Tanaka, H., H. Hashiba, J. Kok and I. Mierau. 2000. Bile salt hydrolase of Bifidobacterium longum-Biochemical and genetic characterization. Appl. Environ. Microbiol. 66:2502-2512.

Tanida, N., Y. Hikdsa, Y. Shimoyama and K. D. R. Setchell. 1984. Comparison of faecal bile acid profiles between patients with adenomatous polyps of the large bowel and healthy subjects in Japan.

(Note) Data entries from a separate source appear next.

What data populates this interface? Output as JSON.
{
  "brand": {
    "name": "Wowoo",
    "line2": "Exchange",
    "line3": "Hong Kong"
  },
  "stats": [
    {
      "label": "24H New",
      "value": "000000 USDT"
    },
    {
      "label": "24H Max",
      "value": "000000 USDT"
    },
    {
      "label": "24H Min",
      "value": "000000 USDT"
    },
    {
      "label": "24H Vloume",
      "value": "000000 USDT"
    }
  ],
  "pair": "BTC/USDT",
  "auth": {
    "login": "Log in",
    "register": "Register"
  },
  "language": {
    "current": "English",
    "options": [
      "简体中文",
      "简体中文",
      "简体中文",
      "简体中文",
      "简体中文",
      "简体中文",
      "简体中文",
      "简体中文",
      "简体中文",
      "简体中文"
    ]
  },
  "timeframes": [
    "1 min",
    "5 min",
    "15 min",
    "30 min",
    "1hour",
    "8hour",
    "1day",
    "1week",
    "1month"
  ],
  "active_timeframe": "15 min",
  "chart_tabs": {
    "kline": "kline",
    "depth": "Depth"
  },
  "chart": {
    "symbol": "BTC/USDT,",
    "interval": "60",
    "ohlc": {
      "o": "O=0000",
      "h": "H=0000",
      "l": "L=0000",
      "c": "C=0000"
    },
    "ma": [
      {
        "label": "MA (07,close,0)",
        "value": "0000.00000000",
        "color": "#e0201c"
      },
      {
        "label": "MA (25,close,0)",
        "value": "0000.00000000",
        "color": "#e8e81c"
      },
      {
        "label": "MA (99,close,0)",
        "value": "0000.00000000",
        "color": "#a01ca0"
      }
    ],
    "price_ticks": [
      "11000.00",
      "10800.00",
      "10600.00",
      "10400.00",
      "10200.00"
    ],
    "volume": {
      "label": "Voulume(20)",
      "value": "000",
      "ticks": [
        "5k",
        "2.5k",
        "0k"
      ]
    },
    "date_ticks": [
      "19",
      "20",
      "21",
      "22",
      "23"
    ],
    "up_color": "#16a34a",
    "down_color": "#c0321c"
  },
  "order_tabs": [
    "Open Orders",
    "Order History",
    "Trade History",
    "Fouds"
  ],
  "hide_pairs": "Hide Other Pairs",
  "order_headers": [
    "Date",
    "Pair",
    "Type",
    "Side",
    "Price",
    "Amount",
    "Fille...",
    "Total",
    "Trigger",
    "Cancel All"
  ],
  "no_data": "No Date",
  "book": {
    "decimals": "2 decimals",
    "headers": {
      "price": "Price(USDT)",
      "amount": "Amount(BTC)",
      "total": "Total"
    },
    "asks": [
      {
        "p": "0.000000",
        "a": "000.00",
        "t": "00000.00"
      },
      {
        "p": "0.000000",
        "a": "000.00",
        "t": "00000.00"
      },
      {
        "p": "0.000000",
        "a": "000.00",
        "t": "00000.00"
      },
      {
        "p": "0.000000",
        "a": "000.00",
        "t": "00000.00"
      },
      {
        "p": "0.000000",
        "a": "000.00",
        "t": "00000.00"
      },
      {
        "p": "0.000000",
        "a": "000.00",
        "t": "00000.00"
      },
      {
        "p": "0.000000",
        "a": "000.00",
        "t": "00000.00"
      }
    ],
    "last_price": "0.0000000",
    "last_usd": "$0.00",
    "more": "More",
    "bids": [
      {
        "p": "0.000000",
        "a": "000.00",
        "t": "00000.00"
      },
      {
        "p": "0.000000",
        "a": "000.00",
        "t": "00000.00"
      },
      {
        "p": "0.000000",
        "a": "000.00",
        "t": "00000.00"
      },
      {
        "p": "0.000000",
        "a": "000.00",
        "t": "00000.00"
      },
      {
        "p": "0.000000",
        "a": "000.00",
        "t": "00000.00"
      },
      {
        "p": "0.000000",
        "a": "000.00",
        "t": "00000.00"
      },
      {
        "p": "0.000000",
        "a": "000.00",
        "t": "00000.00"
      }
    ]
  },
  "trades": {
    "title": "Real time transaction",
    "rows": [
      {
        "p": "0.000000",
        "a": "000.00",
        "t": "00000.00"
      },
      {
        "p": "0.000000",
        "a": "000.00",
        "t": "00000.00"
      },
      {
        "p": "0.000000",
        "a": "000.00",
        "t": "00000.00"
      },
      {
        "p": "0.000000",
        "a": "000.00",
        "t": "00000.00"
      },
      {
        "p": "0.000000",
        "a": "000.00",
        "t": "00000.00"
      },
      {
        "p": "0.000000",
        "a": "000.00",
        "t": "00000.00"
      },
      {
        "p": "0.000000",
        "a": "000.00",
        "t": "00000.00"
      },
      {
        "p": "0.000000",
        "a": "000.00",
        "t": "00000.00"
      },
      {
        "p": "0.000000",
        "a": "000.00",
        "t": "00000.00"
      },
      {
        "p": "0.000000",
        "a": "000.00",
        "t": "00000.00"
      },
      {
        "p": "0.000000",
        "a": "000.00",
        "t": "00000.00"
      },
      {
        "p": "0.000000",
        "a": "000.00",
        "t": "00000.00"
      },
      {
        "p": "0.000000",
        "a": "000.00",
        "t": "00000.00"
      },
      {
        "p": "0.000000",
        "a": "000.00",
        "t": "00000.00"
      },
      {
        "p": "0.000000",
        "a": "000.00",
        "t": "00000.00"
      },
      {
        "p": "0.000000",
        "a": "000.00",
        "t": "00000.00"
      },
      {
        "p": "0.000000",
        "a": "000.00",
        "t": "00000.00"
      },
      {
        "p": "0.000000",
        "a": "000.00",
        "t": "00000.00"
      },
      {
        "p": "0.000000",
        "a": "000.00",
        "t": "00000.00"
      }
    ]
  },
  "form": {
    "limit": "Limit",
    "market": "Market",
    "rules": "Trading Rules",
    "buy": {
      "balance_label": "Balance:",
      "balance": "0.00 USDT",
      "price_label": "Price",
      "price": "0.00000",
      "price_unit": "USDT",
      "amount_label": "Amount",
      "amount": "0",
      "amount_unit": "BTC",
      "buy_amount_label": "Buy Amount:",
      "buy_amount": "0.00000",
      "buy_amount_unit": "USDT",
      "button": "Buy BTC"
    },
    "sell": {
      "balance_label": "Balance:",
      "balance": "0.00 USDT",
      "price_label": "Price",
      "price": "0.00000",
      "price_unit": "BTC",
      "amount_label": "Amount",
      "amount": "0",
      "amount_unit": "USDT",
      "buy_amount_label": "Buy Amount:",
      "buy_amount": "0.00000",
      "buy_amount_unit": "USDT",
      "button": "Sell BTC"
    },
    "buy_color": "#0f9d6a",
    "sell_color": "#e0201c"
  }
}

Gut 25:824-832.

Tannock, G. W., J. M. Bateup and H. F. Jenkinson. 1997. Effect of sodium taurocholate on the in vitro growth of lactobacilli. Microbiol. Ecol. 33:163-167.

Tannock, G. W., M. P. Dashkevicz and S. D. Feighner. 1989. Lactobacilli and bile salt hydrolase in the murine intestinal tract. Appl. Environ. Microbiol. 55:1848-1851.

van der Meer, R., D. S. M. L. Termont and H. T. de Vries. 1991. Differential effects of calcium ions and calcium phosphate on cytotoxicity of bile acids. Am. J. Physiol. 260:G142-147.

Van Eldere, J., J. Robben, G. de Pauw, R. Merckx and H. Eyssen. 1988. Isolation and identification of intestinal steroiddesulfating bacteria from rats and humans. Appl. Environ. Microbiol. 54:2112-2117.

van Faassen, A., J. Bol, W. van Dokkum, N. A. Pikaar, T. Ockhuizen and R. J. J. Hermus. 1987. Bile acids, neutral steroids and bacteria in faeces as affected by a mixted, a lactoovovegetarian and a vegan diet. Am. J. Clin. Nutr. 46:962-967.

Wijaya, A., A. Herrmann, H. Abriouel, I. Specht, N. M. K. Yousif, W. H. Holzapfel and C. M. A. P. Franz. 2003. Enterococcus faecium bile salt hydrolase (bsh) gene, complete cds. Direct submission to the Genbank/EMBL/DDBJ. Accession number AY260046.